Problem:
Look through the material that follows and show every line with the string "JSON".

(Data to use)

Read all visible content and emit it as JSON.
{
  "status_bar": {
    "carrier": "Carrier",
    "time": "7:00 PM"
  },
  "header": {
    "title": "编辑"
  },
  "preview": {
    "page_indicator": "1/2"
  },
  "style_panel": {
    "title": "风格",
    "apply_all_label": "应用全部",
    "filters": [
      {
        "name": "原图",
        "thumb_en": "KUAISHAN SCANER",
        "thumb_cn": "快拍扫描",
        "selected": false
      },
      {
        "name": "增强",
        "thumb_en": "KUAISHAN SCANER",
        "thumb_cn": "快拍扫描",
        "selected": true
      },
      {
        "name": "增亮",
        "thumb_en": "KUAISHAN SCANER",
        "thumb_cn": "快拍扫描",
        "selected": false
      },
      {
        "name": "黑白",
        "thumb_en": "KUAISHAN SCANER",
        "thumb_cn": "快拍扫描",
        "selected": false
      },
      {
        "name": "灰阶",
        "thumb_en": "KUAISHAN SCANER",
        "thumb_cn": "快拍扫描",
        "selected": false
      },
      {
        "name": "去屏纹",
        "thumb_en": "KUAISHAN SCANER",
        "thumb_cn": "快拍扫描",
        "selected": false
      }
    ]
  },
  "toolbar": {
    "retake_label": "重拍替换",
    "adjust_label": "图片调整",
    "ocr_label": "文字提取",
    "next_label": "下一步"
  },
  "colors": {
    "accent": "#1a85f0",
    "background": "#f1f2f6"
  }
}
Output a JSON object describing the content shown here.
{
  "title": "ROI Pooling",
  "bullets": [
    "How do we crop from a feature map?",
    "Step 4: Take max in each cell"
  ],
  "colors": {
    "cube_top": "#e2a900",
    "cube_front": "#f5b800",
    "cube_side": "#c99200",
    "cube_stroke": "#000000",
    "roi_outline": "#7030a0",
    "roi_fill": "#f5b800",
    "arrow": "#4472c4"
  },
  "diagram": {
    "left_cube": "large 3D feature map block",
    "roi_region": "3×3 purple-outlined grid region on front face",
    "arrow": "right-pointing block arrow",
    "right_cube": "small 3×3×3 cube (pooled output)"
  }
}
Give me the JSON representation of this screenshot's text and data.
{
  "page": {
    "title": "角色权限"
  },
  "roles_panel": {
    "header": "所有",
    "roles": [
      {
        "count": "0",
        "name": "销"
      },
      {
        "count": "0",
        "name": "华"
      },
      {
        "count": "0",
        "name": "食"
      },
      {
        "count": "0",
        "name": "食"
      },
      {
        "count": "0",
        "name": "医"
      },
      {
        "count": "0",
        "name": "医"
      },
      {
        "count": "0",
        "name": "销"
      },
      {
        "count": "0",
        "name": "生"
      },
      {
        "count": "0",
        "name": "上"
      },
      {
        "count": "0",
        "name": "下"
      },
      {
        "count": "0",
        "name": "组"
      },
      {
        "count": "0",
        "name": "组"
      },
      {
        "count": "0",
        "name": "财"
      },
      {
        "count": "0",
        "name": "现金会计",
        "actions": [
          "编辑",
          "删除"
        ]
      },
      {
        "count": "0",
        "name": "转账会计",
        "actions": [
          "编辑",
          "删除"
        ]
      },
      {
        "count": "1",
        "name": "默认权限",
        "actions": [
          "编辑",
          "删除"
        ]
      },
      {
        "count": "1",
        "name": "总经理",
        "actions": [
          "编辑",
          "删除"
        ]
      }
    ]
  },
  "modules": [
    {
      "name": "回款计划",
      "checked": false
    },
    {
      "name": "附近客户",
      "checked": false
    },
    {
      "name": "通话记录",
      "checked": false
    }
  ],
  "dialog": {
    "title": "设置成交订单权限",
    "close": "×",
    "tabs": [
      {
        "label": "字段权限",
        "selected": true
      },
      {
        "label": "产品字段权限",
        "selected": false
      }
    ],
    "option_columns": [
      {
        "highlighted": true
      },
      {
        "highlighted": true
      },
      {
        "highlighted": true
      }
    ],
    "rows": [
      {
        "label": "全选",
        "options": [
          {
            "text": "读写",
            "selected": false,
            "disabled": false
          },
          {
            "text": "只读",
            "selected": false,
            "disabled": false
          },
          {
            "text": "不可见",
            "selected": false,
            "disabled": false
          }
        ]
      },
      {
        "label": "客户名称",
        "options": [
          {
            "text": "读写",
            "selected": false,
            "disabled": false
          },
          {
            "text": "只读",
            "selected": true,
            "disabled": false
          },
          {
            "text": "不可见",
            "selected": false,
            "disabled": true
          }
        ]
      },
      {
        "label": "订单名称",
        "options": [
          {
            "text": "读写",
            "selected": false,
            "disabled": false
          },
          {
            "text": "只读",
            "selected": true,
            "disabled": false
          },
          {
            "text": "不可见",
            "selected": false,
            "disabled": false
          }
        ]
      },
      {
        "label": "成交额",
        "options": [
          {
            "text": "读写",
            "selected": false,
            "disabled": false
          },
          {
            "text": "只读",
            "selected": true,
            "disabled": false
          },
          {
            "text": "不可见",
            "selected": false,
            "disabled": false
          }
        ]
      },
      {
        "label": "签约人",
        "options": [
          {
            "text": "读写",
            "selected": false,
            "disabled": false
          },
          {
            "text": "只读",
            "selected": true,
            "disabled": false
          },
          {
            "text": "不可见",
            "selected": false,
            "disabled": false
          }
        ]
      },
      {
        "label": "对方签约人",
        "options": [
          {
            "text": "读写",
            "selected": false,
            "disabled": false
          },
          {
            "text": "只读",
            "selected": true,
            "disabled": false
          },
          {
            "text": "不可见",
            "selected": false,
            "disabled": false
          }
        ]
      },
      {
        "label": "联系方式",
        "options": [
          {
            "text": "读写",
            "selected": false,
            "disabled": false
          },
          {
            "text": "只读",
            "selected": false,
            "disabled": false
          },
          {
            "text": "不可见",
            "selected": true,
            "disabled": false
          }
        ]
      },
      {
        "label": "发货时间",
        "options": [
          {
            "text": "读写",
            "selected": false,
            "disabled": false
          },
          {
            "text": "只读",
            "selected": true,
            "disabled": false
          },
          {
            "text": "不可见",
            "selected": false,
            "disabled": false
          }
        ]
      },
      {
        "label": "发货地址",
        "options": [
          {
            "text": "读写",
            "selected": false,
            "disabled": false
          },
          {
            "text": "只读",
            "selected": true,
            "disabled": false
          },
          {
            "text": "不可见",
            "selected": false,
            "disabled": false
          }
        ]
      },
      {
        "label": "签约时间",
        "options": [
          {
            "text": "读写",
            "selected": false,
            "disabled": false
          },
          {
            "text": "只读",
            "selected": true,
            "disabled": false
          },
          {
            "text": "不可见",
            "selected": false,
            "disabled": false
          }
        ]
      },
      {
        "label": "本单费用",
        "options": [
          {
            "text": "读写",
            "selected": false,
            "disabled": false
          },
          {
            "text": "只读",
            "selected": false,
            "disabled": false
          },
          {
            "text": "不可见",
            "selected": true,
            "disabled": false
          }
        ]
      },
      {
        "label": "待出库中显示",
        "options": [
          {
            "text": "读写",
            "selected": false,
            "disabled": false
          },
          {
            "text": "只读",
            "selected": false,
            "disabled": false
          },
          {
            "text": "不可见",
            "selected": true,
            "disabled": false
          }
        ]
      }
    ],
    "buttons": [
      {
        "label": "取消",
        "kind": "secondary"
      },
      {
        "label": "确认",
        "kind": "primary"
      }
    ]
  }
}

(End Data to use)

Response area:
Read all visible content and emit it as JSON.
Output a JSON object describing the content shown here.
Give me the JSON representation of this screenshot's text and data.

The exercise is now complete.